|International Classification||G06F3/023, B64D43/00, G01C23/00, B64C23/00|
|Apr 16, 2004||AS||Assignment|
Owner name: HONEYWELL INTERNATIONAL, INC., NEW JERSEY
Free format text: ASSIGNMENT OF ASSIGNORS INTEREST;ASSIGNORS:HE, GANG;WILSON, BLAKE W.;SUDDRETH, JOHN G.;AND OTHERS;REEL/FRAME:014525/0691;SIGNING DATES FROM 20031120 TO 20040115
|May 29, 2007||CC||Certificate of correction|
|Jun 22, 2010||FPAY||Fee payment|
Year of fee payment: 4

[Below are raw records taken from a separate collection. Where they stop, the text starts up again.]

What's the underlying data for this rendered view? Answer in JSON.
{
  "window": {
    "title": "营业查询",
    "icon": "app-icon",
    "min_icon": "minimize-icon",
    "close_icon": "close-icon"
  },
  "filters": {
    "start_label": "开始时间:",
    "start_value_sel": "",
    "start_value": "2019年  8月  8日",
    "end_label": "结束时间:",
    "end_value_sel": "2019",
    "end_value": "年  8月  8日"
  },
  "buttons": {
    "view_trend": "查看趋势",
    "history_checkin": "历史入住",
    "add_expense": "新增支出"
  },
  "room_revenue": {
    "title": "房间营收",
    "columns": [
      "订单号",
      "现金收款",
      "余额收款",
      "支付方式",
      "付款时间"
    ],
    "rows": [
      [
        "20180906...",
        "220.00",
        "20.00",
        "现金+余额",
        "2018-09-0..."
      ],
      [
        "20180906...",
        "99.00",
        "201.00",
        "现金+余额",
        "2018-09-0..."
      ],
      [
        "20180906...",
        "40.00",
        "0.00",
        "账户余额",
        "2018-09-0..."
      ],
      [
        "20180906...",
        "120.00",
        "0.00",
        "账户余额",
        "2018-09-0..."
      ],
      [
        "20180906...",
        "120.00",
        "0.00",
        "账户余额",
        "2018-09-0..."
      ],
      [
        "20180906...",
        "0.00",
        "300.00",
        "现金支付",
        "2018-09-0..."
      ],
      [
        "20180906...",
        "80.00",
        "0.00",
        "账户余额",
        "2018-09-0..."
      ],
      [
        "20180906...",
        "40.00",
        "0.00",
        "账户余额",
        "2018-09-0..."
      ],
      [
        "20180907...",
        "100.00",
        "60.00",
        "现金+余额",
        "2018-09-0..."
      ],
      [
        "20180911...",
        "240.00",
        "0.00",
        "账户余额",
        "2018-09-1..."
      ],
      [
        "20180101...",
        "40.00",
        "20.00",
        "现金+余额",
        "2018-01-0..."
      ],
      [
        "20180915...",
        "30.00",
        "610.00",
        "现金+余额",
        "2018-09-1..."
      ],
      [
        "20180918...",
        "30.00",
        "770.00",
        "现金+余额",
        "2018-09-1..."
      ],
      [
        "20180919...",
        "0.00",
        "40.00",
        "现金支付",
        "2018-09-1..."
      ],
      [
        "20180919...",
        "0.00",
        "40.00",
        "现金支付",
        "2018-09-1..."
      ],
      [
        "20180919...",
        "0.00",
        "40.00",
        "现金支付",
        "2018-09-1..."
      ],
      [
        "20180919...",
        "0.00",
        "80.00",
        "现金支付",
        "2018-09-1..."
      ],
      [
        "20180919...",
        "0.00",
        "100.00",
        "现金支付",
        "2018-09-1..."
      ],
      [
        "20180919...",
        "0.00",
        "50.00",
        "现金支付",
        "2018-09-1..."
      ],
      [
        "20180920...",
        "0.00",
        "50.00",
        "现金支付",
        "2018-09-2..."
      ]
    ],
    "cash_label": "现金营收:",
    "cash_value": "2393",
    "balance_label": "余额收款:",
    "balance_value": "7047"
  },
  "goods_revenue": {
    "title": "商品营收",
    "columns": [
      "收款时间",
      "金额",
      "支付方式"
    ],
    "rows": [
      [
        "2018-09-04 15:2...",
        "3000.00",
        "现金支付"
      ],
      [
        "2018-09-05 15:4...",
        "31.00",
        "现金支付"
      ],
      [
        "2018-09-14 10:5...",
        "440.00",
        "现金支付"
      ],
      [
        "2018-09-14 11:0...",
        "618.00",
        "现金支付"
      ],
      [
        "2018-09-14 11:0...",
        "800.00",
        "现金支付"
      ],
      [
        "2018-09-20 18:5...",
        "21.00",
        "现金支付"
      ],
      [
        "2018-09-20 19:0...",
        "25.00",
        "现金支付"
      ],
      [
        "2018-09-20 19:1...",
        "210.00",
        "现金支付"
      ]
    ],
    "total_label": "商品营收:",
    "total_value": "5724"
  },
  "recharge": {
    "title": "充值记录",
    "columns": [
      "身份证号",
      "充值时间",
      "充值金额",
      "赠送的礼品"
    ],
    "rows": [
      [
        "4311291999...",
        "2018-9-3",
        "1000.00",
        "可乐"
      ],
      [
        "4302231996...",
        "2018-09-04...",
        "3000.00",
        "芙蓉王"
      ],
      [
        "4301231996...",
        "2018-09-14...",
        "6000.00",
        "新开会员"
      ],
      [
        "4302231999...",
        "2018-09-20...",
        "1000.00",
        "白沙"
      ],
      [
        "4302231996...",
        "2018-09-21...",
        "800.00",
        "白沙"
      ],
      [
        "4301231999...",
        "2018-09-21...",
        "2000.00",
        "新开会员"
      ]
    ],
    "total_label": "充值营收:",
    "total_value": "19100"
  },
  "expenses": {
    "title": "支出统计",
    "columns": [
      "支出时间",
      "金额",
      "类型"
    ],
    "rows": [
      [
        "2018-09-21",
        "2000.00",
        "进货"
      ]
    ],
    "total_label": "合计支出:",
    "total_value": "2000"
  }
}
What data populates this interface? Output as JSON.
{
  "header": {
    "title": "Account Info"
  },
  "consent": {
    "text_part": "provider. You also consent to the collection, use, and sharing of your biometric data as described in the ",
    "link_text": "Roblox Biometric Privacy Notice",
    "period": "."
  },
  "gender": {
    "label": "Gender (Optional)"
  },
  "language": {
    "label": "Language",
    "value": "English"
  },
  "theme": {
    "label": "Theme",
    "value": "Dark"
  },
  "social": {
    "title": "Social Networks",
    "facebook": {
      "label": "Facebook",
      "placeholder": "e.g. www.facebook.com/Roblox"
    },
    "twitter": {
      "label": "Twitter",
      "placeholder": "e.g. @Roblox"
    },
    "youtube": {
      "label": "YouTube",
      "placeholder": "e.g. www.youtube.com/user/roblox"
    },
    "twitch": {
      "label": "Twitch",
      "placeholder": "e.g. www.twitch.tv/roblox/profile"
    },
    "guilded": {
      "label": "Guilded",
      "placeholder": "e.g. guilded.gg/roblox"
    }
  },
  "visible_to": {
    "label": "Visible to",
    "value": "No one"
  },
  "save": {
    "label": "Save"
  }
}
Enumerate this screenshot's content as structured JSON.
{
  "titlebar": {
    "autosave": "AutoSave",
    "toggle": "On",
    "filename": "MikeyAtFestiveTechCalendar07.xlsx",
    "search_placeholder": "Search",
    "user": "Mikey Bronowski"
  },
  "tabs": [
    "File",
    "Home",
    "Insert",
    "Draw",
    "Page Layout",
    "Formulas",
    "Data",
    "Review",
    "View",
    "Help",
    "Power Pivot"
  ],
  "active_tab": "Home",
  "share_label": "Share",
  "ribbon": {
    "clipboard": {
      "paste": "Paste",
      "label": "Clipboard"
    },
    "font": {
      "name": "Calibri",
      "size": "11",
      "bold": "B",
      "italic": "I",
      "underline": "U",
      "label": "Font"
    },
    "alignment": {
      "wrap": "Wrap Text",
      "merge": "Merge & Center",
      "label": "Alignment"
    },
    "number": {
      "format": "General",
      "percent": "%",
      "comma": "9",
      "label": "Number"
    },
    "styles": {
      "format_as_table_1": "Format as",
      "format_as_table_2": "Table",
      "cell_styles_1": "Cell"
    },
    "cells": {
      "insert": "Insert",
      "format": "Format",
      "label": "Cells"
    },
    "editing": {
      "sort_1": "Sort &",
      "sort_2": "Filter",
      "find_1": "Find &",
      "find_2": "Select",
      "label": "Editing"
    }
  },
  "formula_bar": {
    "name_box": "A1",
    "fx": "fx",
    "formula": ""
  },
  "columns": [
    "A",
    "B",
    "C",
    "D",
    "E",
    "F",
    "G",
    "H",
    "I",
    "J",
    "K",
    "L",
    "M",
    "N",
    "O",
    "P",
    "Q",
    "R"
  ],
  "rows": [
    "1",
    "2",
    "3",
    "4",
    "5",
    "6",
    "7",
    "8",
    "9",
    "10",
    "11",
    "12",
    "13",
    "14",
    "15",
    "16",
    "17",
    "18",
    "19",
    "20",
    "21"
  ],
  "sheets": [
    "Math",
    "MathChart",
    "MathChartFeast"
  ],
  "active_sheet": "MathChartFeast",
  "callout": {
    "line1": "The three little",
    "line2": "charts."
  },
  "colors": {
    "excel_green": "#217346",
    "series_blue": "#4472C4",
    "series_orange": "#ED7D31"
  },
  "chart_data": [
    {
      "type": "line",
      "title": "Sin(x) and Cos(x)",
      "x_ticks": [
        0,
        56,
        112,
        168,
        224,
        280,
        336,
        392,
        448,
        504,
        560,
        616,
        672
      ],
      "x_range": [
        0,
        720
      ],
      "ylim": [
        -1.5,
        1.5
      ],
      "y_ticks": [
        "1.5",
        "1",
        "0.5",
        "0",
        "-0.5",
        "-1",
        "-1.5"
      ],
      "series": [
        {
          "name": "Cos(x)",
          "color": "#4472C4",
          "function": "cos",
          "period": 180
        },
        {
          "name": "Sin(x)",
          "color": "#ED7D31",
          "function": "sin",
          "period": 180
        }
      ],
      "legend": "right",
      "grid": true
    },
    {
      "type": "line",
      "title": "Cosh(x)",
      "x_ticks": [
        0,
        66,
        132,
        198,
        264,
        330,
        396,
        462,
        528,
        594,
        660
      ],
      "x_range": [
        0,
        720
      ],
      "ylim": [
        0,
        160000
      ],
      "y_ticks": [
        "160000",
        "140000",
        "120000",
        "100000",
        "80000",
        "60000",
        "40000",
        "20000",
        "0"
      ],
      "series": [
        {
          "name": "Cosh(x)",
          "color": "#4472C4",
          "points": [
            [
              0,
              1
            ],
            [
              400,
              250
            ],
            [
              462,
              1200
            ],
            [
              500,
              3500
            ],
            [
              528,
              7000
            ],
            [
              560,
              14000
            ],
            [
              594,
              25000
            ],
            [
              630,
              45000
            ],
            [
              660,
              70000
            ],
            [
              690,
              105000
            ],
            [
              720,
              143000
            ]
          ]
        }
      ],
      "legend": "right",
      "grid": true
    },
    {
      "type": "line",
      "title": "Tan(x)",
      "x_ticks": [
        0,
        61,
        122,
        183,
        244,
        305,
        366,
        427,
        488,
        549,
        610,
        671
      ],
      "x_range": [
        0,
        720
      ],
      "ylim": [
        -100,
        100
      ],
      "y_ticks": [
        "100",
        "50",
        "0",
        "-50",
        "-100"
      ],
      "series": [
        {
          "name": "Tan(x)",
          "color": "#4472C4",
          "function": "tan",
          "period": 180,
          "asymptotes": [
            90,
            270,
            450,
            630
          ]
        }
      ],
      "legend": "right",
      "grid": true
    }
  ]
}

|Jun 24, 2014||FPAY||Fee payment|
Year of fee payment: 8